> Instructions to follow
Copy the following listing word for word.

-*-*-

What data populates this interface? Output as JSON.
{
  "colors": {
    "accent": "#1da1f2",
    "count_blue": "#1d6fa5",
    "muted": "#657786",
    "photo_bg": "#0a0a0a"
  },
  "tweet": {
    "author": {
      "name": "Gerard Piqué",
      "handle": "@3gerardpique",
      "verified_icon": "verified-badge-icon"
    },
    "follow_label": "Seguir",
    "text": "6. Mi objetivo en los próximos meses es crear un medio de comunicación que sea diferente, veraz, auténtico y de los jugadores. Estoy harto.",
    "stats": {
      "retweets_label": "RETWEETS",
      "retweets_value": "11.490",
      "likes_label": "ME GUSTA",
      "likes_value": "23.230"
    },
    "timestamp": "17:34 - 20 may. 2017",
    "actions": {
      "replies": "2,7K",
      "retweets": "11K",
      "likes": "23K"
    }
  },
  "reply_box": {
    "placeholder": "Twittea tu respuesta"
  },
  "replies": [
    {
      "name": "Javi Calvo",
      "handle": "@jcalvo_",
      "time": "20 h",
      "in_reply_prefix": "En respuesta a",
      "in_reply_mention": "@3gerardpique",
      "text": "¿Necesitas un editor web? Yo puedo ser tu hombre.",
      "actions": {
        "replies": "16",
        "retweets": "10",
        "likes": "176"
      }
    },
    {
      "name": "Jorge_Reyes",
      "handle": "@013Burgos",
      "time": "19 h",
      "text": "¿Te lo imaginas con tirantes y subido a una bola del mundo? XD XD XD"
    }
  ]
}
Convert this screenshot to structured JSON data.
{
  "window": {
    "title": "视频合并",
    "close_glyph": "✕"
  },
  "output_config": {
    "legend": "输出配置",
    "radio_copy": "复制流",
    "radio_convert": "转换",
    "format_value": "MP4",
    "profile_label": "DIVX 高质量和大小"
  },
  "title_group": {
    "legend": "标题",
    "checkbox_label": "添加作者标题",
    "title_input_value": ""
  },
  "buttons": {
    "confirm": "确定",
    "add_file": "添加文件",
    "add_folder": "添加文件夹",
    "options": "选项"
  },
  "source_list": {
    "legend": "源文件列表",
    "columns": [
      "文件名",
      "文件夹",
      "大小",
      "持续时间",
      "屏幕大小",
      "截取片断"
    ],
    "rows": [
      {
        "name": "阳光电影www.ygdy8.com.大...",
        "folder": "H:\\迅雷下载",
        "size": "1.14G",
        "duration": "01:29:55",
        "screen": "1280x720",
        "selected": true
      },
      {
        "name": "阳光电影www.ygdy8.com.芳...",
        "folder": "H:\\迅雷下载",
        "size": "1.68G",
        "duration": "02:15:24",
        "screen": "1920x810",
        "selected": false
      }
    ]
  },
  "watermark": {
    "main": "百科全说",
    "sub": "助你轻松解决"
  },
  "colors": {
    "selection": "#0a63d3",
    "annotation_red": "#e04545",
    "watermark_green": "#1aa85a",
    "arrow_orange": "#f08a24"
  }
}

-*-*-

> Written solution
What data populates this interface? Output as JSON.
{
  "colors": {
    "accent": "#1da1f2",
    "count_blue": "#1d6fa5",
    "muted": "#657786",
    "photo_bg": "#0a0a0a"
  },
  "tweet": {
    "author": {
      "name": "Gerard Piqué",
      "handle": "@3gerardpique",
      "verified_icon": "verified-badge-icon"
    },
    "follow_label": "Seguir",
    "text": "6. Mi objetivo en los próximos meses es crear un medio de comunicación que sea diferente, veraz, auténtico y de los jugadores. Estoy harto.",
    "stats": {
      "retweets_label": "RETWEETS",
      "retweets_value": "11.490",
      "likes_label": "ME GUSTA",
      "likes_value": "23.230"
    },
    "timestamp": "17:34 - 20 may. 2017",
    "actions": {
      "replies": "2,7K",
      "retweets": "11K",
      "likes": "23K"
    }
  },
  "reply_box": {
    "placeholder": "Twittea tu respuesta"
  },
  "replies": [
    {
      "name": "Javi Calvo",
      "handle": "@jcalvo_",
      "time": "20 h",
      "in_reply_prefix": "En respuesta a",
      "in_reply_mention": "@3gerardpique",
      "text": "¿Necesitas un editor web? Yo puedo ser tu hombre.",
      "actions": {
        "replies": "16",
        "retweets": "10",
        "likes": "176"
      }
    },
    {
      "name": "Jorge_Reyes",
      "handle": "@013Burgos",
      "time": "19 h",
      "text": "¿Te lo imaginas con tirantes y subido a una bola del mundo? XD XD XD"
    }
  ]
}
Convert this screenshot to structured JSON data.
{
  "window": {
    "title": "视频合并",
    "close_glyph": "✕"
  },
  "output_config": {
    "legend": "输出配置",
    "radio_copy": "复制流",
    "radio_convert": "转换",
    "format_value": "MP4",
    "profile_label": "DIVX 高质量和大小"
  },
  "title_group": {
    "legend": "标题",
    "checkbox_label": "添加作者标题",
    "title_input_value": ""
  },
  "buttons": {
    "confirm": "确定",
    "add_file": "添加文件",
    "add_folder": "添加文件夹",
    "options": "选项"
  },
  "source_list": {
    "legend": "源文件列表",
    "columns": [
      "文件名",
      "文件夹",
      "大小",
      "持续时间",
      "屏幕大小",
      "截取片断"
    ],
    "rows": [
      {
        "name": "阳光电影www.ygdy8.com.大...",
        "folder": "H:\\迅雷下载",
        "size": "1.14G",
        "duration": "01:29:55",
        "screen": "1280x720",
        "selected": true
      },
      {
        "name": "阳光电影www.ygdy8.com.芳...",
        "folder": "H:\\迅雷下载",
        "size": "1.68G",
        "duration": "02:15:24",
        "screen": "1920x810",
        "selected": false
      }
    ]
  },
  "watermark": {
    "main": "百科全说",
    "sub": "助你轻松解决"
  },
  "colors": {
    "selection": "#0a63d3",
    "annotation_red": "#e04545",
    "watermark_green": "#1aa85a",
    "arrow_orange": "#f08a24"
  }
}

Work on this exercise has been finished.